Young adults taking medications may be highly vulnerable to abusing alcohol and recreational drugs. Medicated students often drink more than they should in order to ease their social anxiety or to feel less marginalized. To further complicate matters, alcohol can undermine the effectiveness of many drugs, reversing the action of antidepressants, for example, to make heavy drinkers more depressed.
Pharmaceutical labels contain fine-print warnings about drinking, and doctors caution patients taking psychiatric medications not to drink. Yet many students disregard the warnings. When you take medications from a young age, it’s easy to deceive yourself into thinking that you know your body and your limits. But there’s no predicting the dangers of mixing any psychotropic drug with alcohol because, as with alcohol tolerance in general, there are so many variables: how much you ate beforehand, how much you weigh, even how much you slept the previous night.

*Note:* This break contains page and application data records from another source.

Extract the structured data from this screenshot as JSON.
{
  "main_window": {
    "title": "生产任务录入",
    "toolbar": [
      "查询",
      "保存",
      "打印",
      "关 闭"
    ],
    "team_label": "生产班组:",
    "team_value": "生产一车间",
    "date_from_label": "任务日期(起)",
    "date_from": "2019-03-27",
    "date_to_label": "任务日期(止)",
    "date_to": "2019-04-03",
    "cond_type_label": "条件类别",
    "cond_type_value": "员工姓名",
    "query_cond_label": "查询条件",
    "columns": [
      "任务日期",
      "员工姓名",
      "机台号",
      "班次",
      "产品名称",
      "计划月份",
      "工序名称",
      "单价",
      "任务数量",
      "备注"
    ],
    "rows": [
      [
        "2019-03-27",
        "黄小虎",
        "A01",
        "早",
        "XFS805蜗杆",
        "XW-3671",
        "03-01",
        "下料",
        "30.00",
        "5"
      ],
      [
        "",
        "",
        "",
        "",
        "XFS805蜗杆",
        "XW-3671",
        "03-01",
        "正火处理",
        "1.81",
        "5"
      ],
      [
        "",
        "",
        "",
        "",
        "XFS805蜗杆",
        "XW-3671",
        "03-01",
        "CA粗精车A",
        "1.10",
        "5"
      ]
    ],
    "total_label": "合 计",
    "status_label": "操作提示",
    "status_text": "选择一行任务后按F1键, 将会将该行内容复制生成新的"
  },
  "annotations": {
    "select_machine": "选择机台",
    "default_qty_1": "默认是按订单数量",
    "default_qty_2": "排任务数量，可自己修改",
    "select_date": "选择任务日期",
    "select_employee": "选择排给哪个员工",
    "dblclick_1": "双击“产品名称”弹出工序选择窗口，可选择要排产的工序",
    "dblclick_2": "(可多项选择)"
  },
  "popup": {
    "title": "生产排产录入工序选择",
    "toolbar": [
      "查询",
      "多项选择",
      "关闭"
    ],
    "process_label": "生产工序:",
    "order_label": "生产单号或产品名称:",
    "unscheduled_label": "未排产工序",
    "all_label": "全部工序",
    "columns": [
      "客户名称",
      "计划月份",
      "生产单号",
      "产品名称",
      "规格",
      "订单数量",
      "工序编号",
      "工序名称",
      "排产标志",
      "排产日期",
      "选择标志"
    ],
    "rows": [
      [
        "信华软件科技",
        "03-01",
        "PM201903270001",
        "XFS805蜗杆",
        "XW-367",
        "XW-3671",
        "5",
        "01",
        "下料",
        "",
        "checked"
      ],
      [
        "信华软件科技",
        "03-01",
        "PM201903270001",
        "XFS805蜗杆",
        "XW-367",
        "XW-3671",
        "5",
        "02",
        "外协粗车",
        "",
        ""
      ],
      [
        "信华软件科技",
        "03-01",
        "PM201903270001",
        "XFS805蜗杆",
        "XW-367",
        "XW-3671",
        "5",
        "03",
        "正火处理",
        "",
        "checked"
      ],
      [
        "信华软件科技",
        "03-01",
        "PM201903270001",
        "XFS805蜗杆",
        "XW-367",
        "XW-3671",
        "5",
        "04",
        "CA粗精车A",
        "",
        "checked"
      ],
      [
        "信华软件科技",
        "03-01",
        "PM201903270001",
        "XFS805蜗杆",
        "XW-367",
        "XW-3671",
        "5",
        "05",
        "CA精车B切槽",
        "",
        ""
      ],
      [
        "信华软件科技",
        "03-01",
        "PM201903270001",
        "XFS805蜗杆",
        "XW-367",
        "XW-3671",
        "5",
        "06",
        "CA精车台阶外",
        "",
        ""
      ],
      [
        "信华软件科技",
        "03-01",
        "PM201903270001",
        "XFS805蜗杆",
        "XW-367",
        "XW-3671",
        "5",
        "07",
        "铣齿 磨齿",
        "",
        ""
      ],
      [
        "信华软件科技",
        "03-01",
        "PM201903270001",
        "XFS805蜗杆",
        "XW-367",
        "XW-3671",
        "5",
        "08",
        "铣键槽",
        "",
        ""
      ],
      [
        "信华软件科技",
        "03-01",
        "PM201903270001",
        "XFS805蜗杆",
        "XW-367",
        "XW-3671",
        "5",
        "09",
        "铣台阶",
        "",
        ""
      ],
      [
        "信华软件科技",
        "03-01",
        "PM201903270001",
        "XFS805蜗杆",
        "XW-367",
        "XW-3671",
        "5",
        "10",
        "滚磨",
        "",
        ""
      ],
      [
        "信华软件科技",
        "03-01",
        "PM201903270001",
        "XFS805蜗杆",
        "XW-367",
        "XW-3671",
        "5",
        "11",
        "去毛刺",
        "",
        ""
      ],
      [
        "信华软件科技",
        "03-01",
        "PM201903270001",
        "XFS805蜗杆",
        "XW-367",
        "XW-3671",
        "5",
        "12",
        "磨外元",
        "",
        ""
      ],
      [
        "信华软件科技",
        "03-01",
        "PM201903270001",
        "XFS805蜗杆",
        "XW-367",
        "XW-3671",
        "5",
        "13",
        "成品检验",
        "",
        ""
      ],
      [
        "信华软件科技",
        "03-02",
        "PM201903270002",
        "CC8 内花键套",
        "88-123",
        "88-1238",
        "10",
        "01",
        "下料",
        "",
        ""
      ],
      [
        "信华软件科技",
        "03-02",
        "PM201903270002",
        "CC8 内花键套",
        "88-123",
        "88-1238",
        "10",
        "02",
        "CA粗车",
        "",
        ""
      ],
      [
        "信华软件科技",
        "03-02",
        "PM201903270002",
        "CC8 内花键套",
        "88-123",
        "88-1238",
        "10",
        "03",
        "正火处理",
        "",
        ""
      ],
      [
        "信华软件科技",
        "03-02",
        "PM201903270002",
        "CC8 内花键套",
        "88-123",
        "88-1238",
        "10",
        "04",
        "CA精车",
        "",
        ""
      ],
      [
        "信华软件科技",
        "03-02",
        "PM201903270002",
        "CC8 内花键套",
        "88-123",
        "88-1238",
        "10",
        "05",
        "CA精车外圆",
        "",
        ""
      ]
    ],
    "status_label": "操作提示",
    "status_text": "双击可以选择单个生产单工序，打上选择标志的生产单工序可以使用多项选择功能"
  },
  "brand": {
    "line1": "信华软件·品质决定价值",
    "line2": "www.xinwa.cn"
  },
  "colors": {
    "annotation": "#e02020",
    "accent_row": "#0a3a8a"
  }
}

Unfortunately, there’s been little research into the effects of combining psychiatric drugs with even moderate amounts of alcohol, let alone the vast quantities consumed at college parties. Furthermore, taking multiple medications at once, as many students do, raises the stakes for miscalculation or neglect.
The stigma that surrounds medication and mental illness makes the risks of medication even more insidious. Although alcohol poisoning does sometimes make the news, obituaries and other news reports never disclose a history of prescription medication. As a result, the dangers of mixing meds and alcohol rarely enter the public discussion.
Enlightened college administrators need to devise alcohol policies that protect rather than punish students. A recent Globe column explored a Dartmouth program that seeks to curb binge drinking in several such innovative ways, including training and paying students to intervene when a peer gets dangerously intoxicated.
Similarly vigorous campaigns are necessary to educate all students about the risks of mixing meds and booze. Medicated students must be not only better informed but also protected. Simply asking students on medication not to drink is no more realistic than seeking abstinence among the student body at large.
It may be no more possible to eliminate the peer pressure that causes students on meds to drink to excess than to stop the most zealous pledge masters from inflicting forced drinking as part of hazing rituals. Yet responsible students can be taught to monitor their medicated friends during nights of heavy drinking. And if medicated students truly understood the risks they face, they could be induced to confide in friends about the drugs they take, rather than keeping their regimens secret.